*MATERIAL PROVIDED*
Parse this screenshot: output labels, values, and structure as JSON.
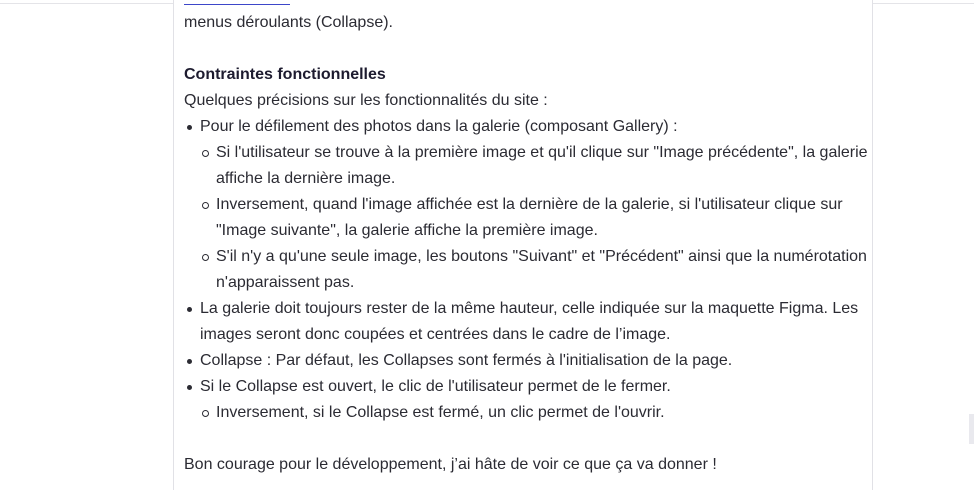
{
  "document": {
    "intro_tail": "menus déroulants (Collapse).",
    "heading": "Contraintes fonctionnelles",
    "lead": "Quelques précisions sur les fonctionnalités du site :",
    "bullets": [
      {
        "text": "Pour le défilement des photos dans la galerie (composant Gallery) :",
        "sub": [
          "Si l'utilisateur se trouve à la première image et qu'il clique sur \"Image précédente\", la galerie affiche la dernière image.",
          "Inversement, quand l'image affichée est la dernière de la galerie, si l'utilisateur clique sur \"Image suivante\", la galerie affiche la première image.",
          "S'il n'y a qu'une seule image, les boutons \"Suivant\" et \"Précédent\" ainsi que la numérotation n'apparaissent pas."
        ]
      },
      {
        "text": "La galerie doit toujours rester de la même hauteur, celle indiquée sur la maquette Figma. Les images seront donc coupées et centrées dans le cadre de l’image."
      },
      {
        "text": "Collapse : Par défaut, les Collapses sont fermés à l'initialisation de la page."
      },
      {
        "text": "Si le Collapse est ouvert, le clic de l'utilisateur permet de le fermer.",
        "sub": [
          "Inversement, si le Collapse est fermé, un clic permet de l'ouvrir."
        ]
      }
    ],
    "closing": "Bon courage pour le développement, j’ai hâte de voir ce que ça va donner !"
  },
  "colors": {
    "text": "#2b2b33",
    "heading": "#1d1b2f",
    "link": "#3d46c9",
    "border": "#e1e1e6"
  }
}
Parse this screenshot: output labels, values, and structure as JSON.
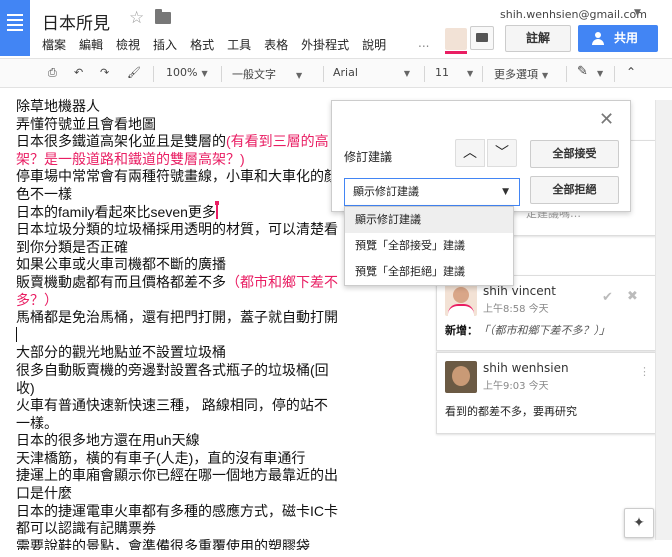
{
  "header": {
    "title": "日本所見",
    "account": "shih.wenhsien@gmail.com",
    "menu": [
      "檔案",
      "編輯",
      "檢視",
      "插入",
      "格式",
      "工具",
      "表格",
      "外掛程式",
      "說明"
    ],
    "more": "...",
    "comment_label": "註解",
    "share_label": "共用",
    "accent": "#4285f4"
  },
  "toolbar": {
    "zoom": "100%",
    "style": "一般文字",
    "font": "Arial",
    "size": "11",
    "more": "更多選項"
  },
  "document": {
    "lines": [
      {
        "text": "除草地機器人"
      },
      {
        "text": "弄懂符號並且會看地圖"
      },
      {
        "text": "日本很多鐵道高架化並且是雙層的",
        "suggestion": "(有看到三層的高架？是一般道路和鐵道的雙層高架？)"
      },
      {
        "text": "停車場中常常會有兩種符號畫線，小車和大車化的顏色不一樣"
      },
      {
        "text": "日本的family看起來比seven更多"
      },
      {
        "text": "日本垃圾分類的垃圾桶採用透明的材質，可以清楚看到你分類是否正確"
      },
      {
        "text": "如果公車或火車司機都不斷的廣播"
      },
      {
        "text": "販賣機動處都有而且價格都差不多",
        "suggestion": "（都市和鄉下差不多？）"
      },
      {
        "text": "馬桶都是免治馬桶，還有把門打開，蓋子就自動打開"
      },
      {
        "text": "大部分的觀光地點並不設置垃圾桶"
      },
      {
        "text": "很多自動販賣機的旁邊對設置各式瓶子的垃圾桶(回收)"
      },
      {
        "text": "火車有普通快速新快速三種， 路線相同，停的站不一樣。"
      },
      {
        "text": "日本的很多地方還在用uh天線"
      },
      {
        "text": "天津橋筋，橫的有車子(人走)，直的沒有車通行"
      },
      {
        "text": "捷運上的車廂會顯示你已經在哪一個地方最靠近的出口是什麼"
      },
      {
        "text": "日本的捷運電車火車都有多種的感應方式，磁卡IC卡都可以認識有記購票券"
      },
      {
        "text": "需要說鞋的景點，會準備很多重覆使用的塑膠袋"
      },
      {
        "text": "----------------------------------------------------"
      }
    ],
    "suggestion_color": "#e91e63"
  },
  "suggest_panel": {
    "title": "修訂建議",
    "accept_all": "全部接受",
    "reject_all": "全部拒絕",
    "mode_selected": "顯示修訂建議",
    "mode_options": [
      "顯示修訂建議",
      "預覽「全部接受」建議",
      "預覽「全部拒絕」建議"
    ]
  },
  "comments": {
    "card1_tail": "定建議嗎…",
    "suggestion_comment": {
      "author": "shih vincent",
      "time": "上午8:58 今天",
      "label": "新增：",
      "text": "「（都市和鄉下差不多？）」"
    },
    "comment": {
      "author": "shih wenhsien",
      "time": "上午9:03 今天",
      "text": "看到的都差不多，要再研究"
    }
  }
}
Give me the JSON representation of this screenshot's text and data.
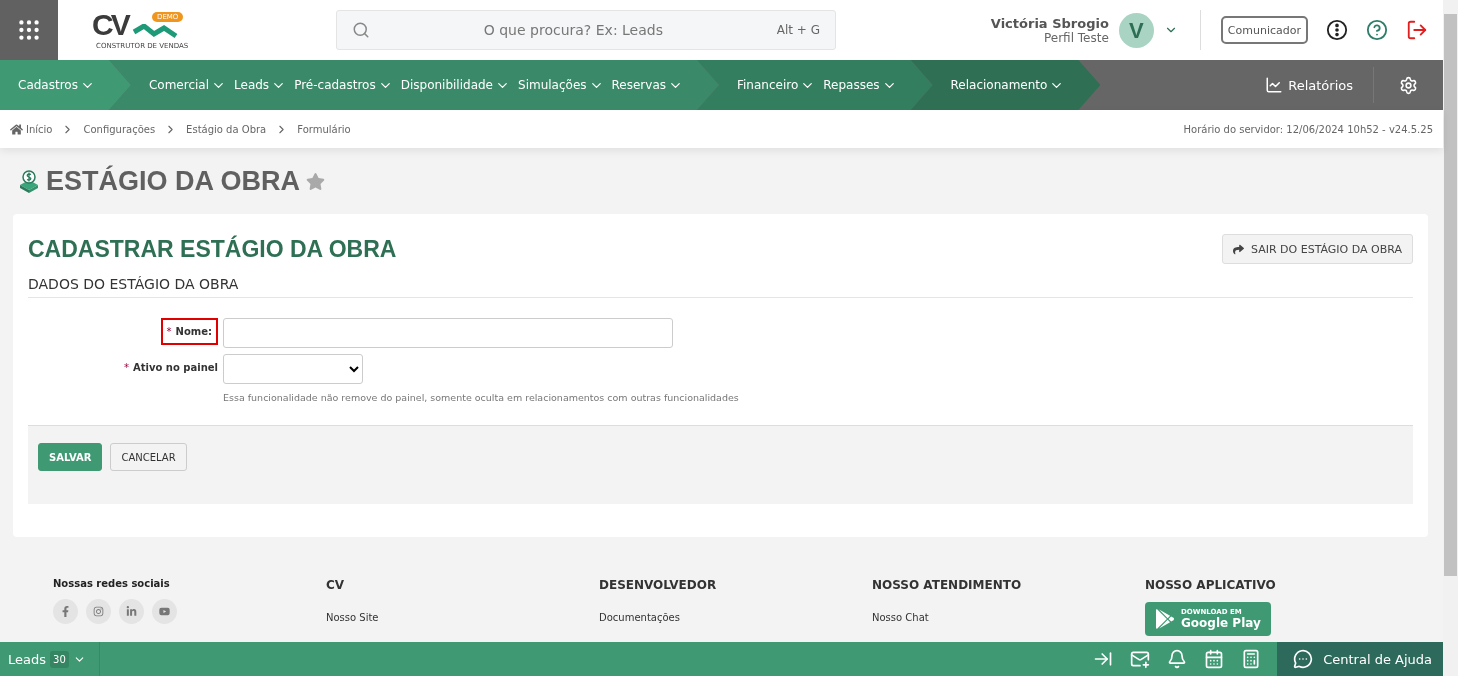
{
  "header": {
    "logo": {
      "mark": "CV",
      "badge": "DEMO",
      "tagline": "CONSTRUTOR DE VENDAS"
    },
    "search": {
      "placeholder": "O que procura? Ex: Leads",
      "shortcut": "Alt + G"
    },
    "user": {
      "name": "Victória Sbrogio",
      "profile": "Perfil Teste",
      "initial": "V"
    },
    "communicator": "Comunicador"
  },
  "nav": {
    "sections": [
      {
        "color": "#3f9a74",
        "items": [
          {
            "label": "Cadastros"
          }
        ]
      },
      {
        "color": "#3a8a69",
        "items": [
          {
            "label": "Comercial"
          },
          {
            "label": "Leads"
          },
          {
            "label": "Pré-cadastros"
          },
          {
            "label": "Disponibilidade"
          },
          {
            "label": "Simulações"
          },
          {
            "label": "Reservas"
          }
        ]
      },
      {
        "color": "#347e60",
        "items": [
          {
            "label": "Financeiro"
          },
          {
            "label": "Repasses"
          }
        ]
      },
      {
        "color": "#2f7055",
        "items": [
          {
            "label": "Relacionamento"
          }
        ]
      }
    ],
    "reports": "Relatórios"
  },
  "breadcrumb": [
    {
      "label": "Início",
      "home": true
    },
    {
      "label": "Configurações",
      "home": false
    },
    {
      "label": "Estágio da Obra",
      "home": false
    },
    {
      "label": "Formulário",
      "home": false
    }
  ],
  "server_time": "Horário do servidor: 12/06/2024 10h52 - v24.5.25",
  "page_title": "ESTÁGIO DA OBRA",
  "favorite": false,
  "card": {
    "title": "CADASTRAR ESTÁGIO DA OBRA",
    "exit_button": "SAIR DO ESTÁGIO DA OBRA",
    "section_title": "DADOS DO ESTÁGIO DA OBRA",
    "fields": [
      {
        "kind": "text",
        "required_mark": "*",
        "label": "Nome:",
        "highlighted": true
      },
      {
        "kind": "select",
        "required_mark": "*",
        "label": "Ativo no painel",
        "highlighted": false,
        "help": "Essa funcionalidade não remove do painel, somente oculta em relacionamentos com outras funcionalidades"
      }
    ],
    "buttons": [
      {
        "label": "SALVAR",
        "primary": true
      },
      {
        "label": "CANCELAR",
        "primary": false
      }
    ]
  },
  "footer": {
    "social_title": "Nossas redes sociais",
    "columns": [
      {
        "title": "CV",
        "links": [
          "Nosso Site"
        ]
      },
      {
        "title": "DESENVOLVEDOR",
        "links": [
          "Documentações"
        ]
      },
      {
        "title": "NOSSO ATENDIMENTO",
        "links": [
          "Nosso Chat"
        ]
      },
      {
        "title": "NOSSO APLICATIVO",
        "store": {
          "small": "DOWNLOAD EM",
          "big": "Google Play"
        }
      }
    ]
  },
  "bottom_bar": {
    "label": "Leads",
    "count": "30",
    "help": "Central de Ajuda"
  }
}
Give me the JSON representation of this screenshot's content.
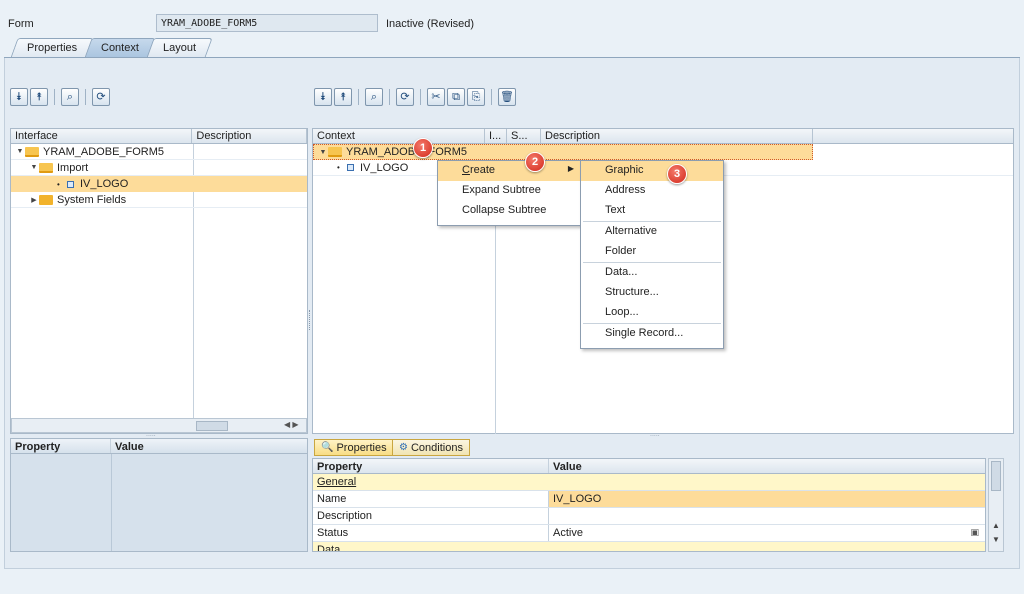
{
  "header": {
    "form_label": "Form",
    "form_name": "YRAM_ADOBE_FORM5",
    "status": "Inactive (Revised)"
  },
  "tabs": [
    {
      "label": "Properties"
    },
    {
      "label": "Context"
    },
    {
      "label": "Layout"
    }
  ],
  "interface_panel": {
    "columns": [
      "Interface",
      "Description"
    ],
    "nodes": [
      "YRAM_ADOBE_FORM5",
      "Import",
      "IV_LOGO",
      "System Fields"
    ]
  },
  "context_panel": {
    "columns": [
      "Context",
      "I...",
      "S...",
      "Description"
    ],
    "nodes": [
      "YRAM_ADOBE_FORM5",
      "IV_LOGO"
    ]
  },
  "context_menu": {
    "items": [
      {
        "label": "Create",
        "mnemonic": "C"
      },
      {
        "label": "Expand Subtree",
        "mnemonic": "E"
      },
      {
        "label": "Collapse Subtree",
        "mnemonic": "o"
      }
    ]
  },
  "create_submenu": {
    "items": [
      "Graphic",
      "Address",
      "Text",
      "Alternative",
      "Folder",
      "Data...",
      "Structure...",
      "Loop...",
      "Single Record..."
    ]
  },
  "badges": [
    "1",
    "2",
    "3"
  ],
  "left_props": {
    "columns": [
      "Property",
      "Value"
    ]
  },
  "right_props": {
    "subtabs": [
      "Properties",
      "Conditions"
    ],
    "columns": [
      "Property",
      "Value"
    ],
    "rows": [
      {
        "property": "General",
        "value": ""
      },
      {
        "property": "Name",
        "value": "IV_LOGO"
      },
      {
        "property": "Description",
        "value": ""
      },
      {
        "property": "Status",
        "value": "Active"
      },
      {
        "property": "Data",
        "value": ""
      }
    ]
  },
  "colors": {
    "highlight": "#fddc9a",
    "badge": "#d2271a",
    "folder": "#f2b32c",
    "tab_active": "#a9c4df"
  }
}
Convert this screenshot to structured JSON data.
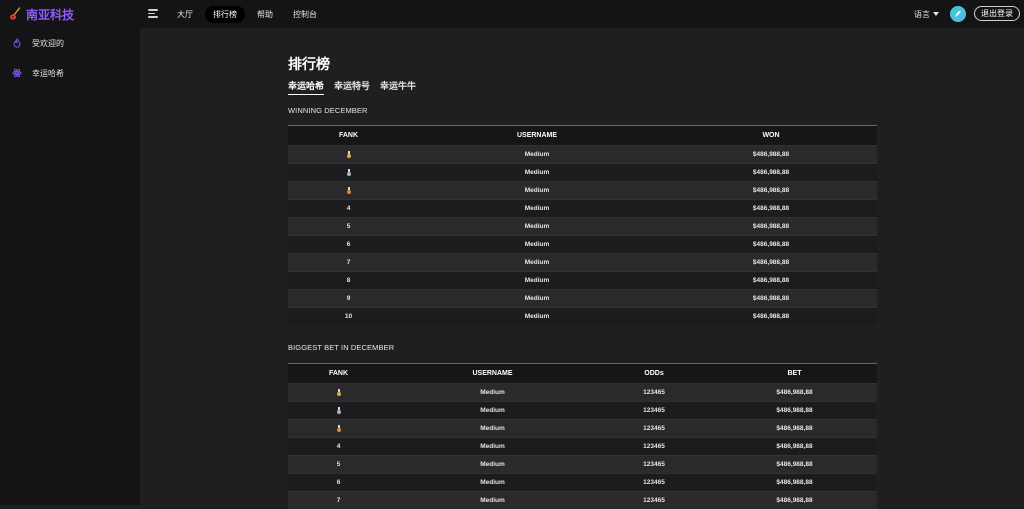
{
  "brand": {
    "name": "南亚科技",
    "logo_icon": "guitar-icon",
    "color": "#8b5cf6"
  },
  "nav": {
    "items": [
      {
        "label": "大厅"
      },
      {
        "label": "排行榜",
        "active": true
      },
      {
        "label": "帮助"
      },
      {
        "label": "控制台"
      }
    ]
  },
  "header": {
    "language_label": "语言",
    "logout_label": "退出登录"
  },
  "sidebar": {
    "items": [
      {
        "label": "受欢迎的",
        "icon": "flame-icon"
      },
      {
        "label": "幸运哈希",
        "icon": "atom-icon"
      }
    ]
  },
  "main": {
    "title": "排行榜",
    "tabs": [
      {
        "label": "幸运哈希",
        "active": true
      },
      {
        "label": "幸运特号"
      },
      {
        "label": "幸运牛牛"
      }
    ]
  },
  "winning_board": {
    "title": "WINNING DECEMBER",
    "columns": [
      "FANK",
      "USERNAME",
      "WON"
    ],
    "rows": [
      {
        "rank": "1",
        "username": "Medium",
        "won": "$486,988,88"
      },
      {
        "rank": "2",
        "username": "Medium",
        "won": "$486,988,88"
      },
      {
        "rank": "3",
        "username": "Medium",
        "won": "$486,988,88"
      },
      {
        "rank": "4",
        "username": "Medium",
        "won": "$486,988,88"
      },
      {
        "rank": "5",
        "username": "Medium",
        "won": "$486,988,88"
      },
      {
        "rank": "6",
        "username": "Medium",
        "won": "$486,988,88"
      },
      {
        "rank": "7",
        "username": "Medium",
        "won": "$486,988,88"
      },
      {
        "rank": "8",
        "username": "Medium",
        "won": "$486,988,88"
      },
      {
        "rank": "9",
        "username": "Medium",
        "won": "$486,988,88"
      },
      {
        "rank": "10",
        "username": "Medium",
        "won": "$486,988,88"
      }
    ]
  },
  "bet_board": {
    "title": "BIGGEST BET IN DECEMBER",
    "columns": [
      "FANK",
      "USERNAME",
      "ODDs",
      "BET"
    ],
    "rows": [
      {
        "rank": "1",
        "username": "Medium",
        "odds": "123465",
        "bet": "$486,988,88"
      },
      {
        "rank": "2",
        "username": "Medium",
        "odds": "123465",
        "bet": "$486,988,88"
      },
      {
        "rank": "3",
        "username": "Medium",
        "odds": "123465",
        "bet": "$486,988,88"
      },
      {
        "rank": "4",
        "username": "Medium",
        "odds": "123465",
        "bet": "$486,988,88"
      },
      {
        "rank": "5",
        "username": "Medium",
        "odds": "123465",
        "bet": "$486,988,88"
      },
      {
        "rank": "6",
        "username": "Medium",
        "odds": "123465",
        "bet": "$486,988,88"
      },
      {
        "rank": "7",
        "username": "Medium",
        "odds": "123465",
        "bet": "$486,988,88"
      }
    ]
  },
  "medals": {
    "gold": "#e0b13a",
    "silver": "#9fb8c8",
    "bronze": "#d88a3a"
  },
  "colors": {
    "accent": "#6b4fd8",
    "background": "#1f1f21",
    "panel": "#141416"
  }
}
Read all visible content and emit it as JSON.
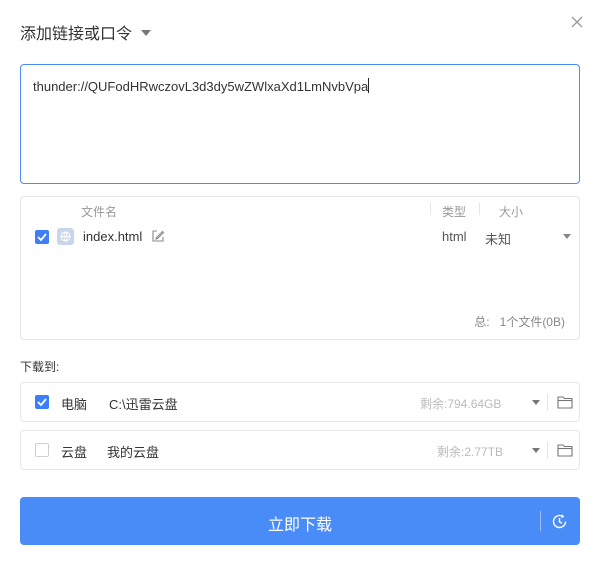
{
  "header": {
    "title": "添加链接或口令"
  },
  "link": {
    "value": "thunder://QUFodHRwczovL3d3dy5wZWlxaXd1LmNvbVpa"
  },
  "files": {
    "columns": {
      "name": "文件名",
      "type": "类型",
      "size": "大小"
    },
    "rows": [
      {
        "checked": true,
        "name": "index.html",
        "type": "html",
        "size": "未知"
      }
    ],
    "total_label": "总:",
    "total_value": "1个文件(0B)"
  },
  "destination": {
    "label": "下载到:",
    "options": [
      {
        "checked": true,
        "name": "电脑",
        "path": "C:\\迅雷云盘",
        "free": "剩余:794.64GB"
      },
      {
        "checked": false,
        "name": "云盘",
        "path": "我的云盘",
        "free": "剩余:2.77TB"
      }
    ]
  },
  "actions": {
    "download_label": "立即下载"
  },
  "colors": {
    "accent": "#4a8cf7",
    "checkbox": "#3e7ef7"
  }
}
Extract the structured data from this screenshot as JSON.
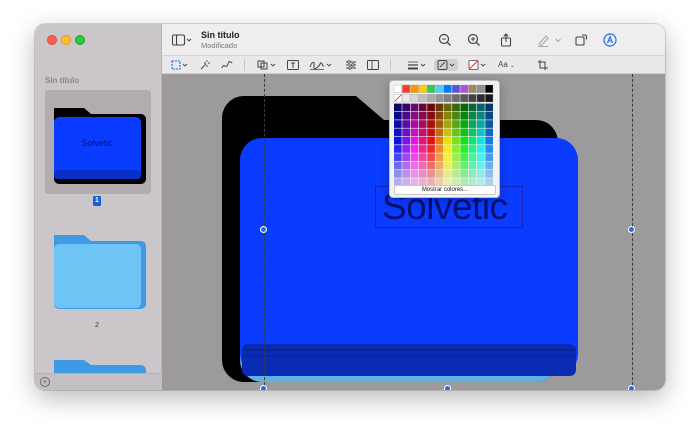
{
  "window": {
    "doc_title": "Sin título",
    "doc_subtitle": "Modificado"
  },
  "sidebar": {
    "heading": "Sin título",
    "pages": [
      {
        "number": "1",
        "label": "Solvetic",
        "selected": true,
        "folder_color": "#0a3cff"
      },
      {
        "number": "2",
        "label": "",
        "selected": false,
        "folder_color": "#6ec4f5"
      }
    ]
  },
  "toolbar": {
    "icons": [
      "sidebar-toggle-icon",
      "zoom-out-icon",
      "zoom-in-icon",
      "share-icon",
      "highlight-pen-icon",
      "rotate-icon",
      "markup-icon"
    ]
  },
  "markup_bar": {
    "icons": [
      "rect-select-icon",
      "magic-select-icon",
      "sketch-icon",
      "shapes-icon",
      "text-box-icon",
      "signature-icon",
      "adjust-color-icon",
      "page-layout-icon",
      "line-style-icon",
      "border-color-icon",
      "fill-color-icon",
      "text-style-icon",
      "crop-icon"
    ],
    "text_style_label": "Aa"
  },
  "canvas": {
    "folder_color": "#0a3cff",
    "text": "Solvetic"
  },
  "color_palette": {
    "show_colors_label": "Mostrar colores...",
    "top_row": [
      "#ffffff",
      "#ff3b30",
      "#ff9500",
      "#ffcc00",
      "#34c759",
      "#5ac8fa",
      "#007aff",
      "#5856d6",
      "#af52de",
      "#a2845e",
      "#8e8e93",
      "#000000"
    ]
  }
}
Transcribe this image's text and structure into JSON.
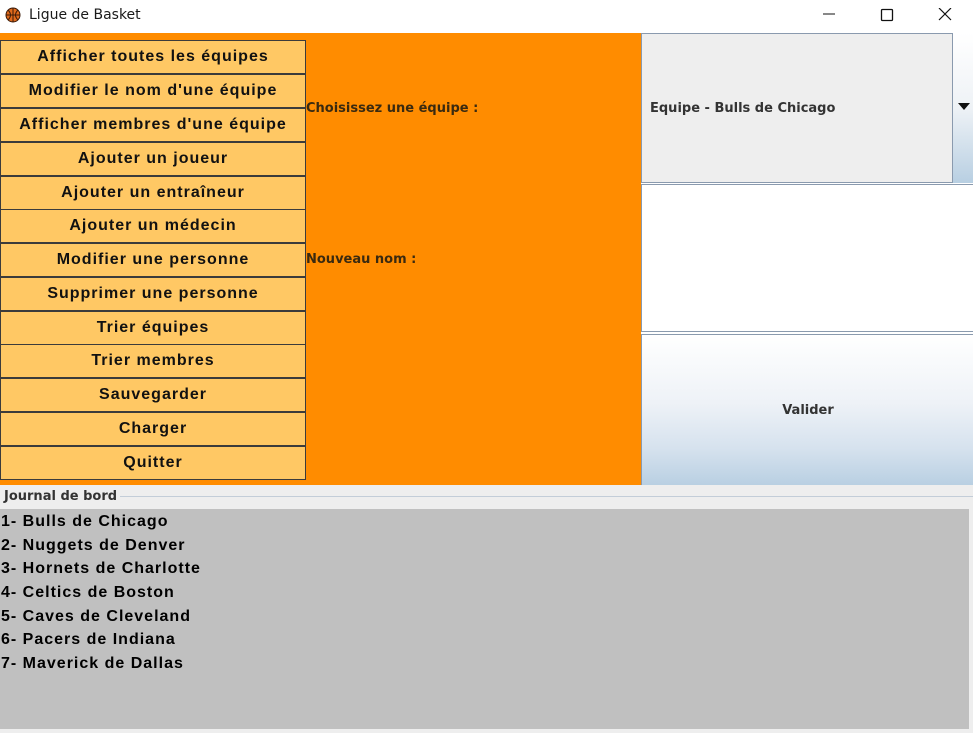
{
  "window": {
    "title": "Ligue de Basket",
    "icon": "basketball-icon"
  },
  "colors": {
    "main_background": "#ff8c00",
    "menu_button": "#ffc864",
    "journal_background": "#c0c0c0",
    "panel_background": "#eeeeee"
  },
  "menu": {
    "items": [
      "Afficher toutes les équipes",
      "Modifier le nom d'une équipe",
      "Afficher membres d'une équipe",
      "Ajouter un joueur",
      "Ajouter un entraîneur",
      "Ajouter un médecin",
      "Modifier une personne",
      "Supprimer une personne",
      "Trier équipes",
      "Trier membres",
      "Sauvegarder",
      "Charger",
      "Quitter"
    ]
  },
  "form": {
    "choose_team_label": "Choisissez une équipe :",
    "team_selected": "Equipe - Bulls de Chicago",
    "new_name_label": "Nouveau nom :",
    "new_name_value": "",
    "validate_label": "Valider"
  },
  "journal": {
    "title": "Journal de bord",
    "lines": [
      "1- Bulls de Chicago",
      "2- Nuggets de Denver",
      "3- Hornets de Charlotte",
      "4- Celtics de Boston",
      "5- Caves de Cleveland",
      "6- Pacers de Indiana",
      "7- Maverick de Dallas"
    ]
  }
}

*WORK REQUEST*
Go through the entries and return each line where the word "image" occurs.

*TASK OUTPUT*
          "Si l'utilisateur se trouve à la première image et qu'il clique sur \"Image précédente\", la galerie affiche la dernière image.",
          "Inversement, quand l'image affichée est la dernière de la galerie, si l'utilisateur clique sur \"Image suivante\", la galerie affiche la première image.",
          "S'il n'y a qu'une seule image, les boutons \"Suivant\" et \"Précédent\" ainsi que la numérotation n'apparaissent pas."
        "text": "La galerie doit toujours rester de la même hauteur, celle indiquée sur la maquette Figma. Les images seront donc coupées et centrées dans le cadre de l’image."
Transcribe this image's text and structure into JSON.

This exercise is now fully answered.